This time we’re back to Broadway and London’s West End with A Christmas Carol, adapted by Jack Thorne (the playwright behind Harry Potter and the Cursed Child). In the original production at London’s Old Vic, the theatre was transformed into the round for an immersive experience, including passing out mince pies and satsumas to the audience before the play began. The play is set to 12 traditional Christmas carols, which are sung throughout the show.
In November 2019, the play transferred to Broadway but it was adapted to suit the traditional proscenium arch stage at the Lyceum Theatre. It was a festive hit, scoring five Tony Awards and a plan to return to Broadway in 2020. However a certain C-word cancelled those plans. But that hasn’t held this production back! The play has run every year since its premiere at London’s Old Vic (including a live broadcast from an empty auditorium in 2020) and it is currently in the middle of a US tour with Bradley Whitford starring as Scrooge.

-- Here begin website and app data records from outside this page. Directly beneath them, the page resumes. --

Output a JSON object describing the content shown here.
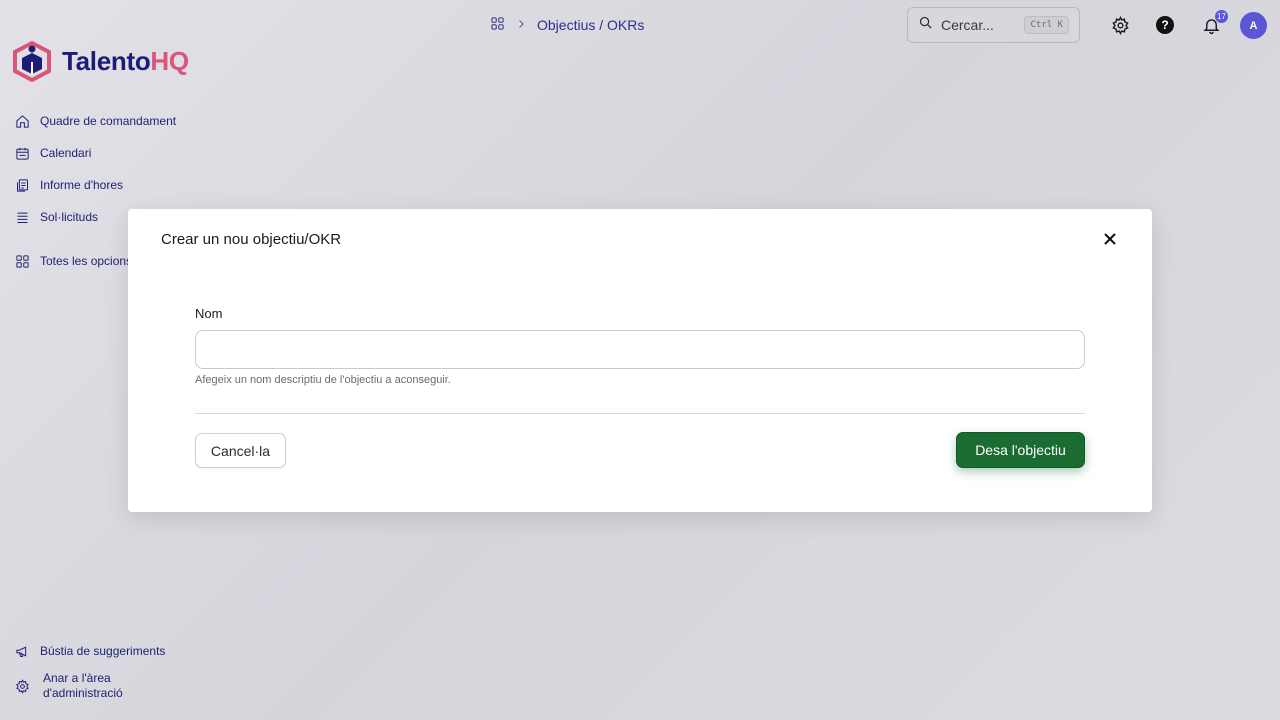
{
  "app": {
    "logo_part1": "Talento",
    "logo_part2": "HQ"
  },
  "breadcrumb": {
    "current": "Objectius / OKRs"
  },
  "search": {
    "placeholder": "Cercar...",
    "shortcut": "Ctrl K"
  },
  "notifications": {
    "count": "17"
  },
  "user": {
    "initial": "A"
  },
  "sidebar": {
    "items": [
      {
        "label": "Quadre de comandament",
        "icon": "home-icon"
      },
      {
        "label": "Calendari",
        "icon": "calendar-icon"
      },
      {
        "label": "Informe d'hores",
        "icon": "report-icon"
      },
      {
        "label": "Sol·licituds",
        "icon": "list-icon"
      },
      {
        "label": "Totes les opcions",
        "icon": "grid-icon"
      }
    ],
    "bottom": [
      {
        "label": "Bústia de suggeriments",
        "icon": "megaphone-icon"
      },
      {
        "label_line1": "Anar a l'àrea",
        "label_line2": "d'administració",
        "icon": "gear-icon"
      }
    ]
  },
  "modal": {
    "title": "Crear un nou objectiu/OKR",
    "field_label": "Nom",
    "field_value": "",
    "field_help": "Afegeix un nom descriptiu de l'objectiu a aconseguir.",
    "cancel_label": "Cancel·la",
    "save_label": "Desa l'objectiu"
  },
  "colors": {
    "brand_dark": "#1e1b7a",
    "brand_pink": "#d9557a",
    "primary_green": "#1b6c33",
    "accent_purple": "#5a56d6"
  }
}
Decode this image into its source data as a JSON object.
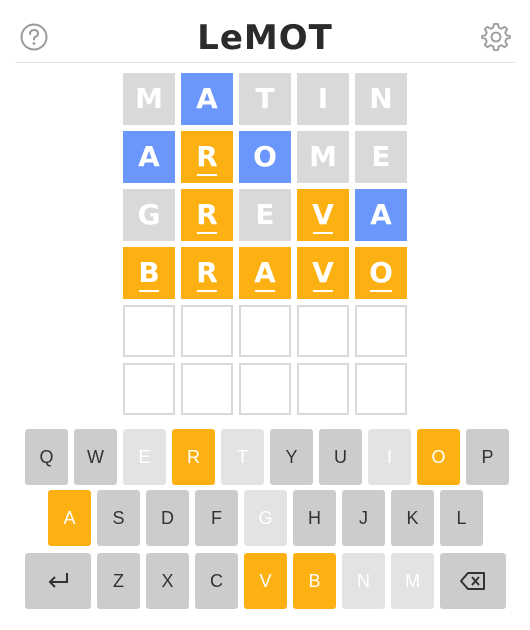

And that’s just the tip of the Ebenezer Scrooge-shaped iceberg! The enduring popularity of Charles Dickens’ festive moral tale continues to provide tons of entertainment not only on stage, but also in radio, film, and television (Blackadder’s Christmas Carol anyone?! A brilliant parody and a personal favorite!) So what’s next? A tap-dancing Scrooge flanked by the Rockettes? Who knows!
Looking for some more festive reading?! Why not check out our pick of the best Christmas shows!